Rising prices force consumers to adapt | Local company

A year ago, a consumer paid $241 for 16 basic groceries; Fast forward to a year later, the same items now cost $279, which is an increase of $38, or 15.7%.

The Sunday Express did the comparison for March 31, 2021 and March 31, 2022.

Frozen chicken prices have risen by five dollars in some supermarkets.

While a 454g piece of cheddar cheese cost $24.20 in March last year, it is now $26.95 and $27.21 in some supermarkets.

The Cuisine 900ml Soybean Oil, which was priced between $16.95 and $18.95, jumped to $21.25 and $22.67.

Target 340g corned beef that cost between $15 and $18.95 went from $22.50 to $24.50 for the same period.

Ibis 2kg flour went from $12.95 and $13.25 to $14.95 and $15.50.

This was due to price increases at majority state-owned National Flour Mills (NFM) in December 2021 and flour producer Nutrimix in January 2022.

The 400g Swiss macaroni now sits at $5.75 from $4.99 in 2021, while the 106g Brunswick sardine in oil has remained at its average price of $9.95 and $10.50.

Dairy Dairy 800g Milk Powder also remained at $57.95, along with Chief Curry Powder between $6.99 and $7.99.

Families change their eating habits

The Sunday Express spoke to a few consumers who said their family’s eating habits needed to change in order to keep a reasonable food bill.

Patricia Thomas from Arouca said rising food prices forced her to shop at various supermarkets for better deals, while going to the actual supplier to get the cheaper item or product.

“I have two teenagers and with the rising price of bread, I make bread to last longer in my house, as you know teenagers love their bread.
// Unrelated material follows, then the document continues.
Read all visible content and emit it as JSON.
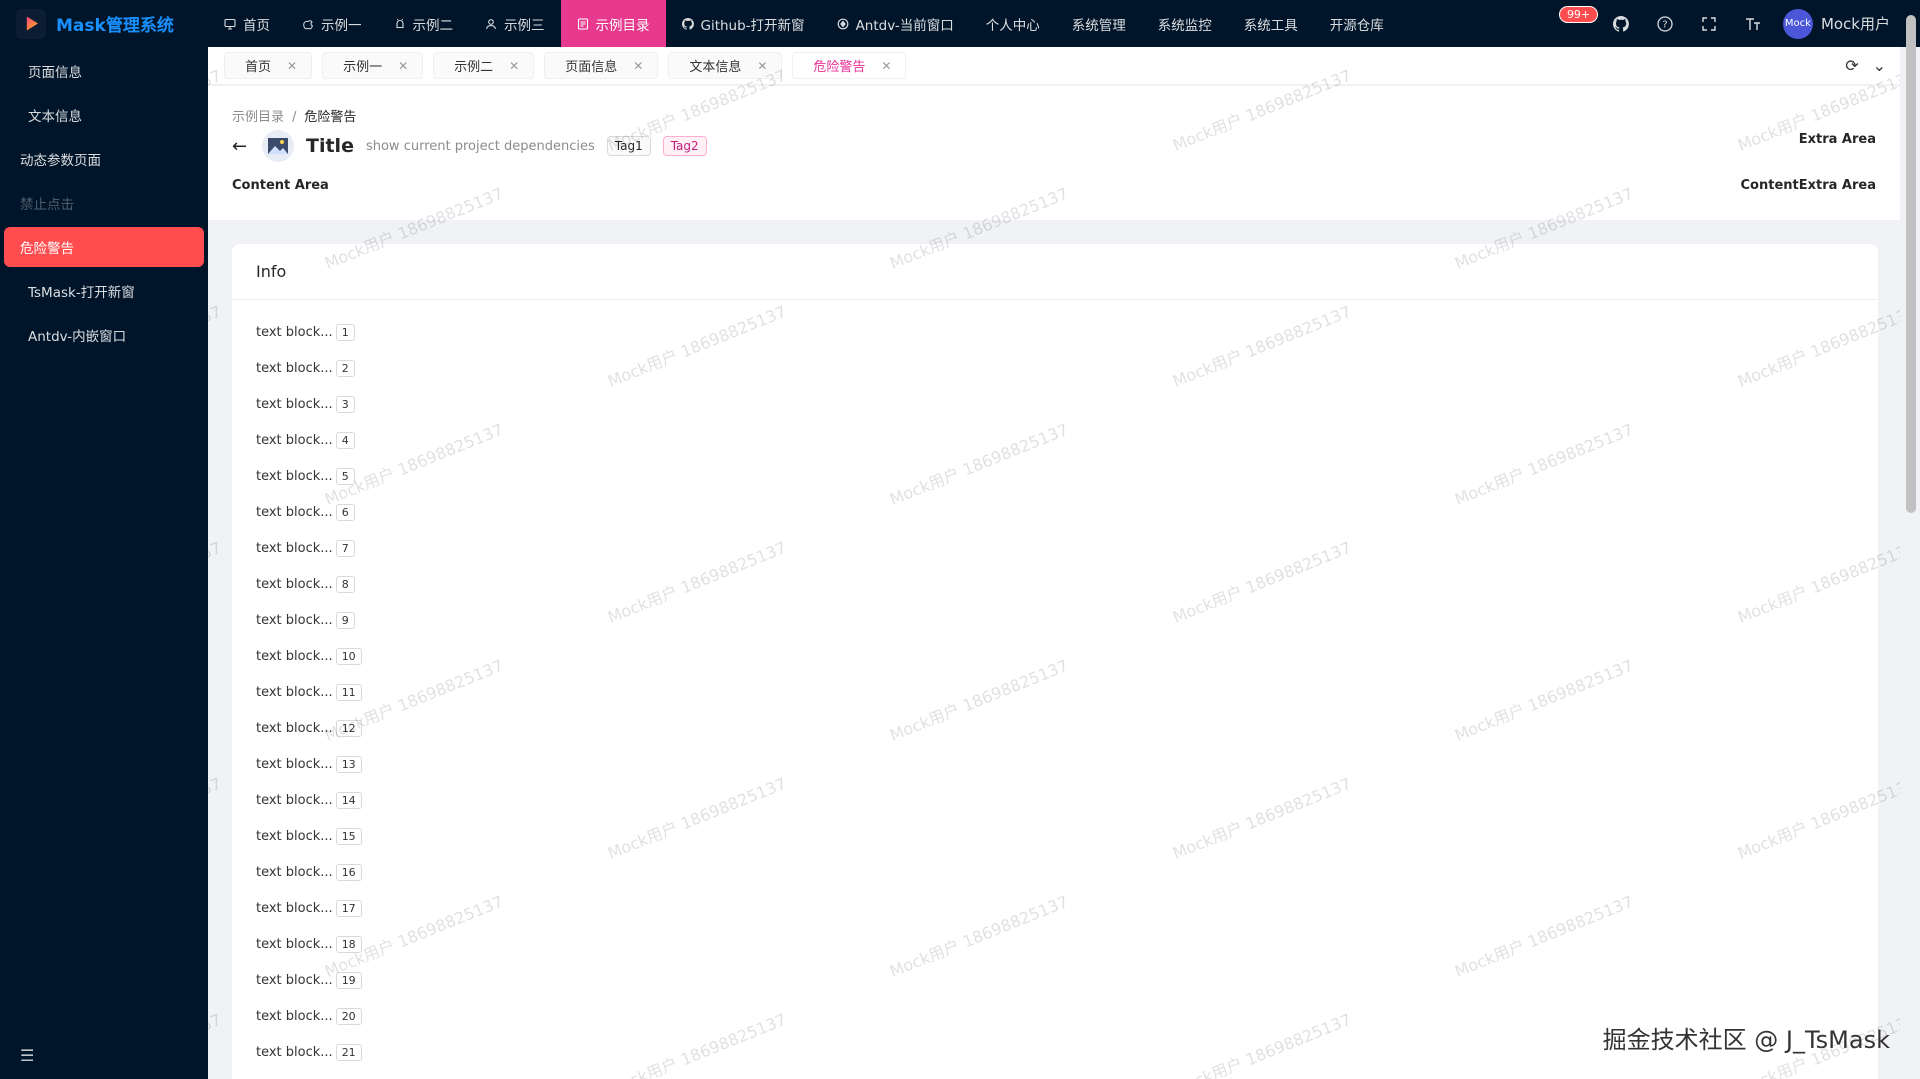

In order to reduce your food bill, you have to look for the best deals as the cost of living as a whole has gone up and the Value Added Tax (VAT) which was removed on basic groceries last year really hasn’t made a difference to your bill groceries,” said Thomas.

Catherine George from South Oropouche, with a family of three, said she was now researching which brand of product or item was the cheapest to buy.

“Before, it wouldn’t matter, but with prices going up everywhere, you have to make smart decisions about how you spend in the supermarket. I only buy a luxury food item when I have it. need, but other than that I stick to the items I need to restock on a monthly basis,” George said.

Richard Sheppard of Belmont, with a family of two, said he and his wife have changed their eating habits and eat less meat.

He said rising food prices certainly could not be helped due to the constraints imposed by the Covid-19 pandemic and the ongoing conflict between Russia and Ukraine.

“Adjusting to change is necessary as we are not in normal times, so everyone just has to buy what is needed, and once in a while when your pocket can afford, treat your household to one or two luxury items. People also need to do more vegetable gardens to reduce their food bill,” Sheppard added.

“Inevitable increase”

Rajiv Diptee, from the Supermarkets Association of Trinidad and Tobago, said that while supermarkets were dealing with the various effects caused by Covid-19, it was further exacerbated by the conflict in Ukraine, which is disrupting grocery chains. supply, as well as the problem of access to currencies. .

“The volatility of food prices is very uncertain, given that we have no idea when the war will end, and this is a major concern. Russia and Ukraine account for 30% of the world’s wheat supply,” he said.

Diptee pointed out that the Ministry of Trade and Industry said last week that the government was implementing a $500 million agricultural stimulus package, and the association hopes projects have already been identified to create import substitution of some kind.

“We look forward to learning more about this, as it is something the association has said is essential to reducing our reliance on imports. We also expect to see more constraints on the supply chain. for the rest of the year, so this government decision needs to be made as soon as possible,” Diptee remarked.

Last Wednesday, the price of a basket of 118 basic food items increased by 9.7% between February 2020 and February 2022, according to a comprehensive assessment by the Consumer Division of the Ministry of Trade and Industry.

The ministry pointed out that rising wheat prices will have a domino effect on the price of grain, animal feed, poultry and dairy products. And he said the two local flour producing houses were receiving stock, and further shipments (at higher prices) were due to arrive. These companies will review over the next few months whether price increases may be necessary.

The ministry said its Consumer Division estimated that locally the price of flour increased by 16% over the period from February 2020 to February 2022.

Also last Friday, the Central Statistics Office (CSO) reported that the retail food and non-alcoholic beverage price index increased by 127% between December 2021 and 128.1 in January 2022. It noted that significant contributor to this increase was the general upward movement in the prices of fresh caritas, whole milk powder, parboiled rice, white flour, fresh trevally, carrots, eddoes, snacks, other chilled or frozen chicken (in pieces) and cucumber.

However, the full impact of these price increases was offset by the general price reduction of tomatoes, pumpkin, chives, other fruit drinks (not orange), fresh beef, beef steak, fresh beef, soft drinks, potatoes, apples and salted pigtails.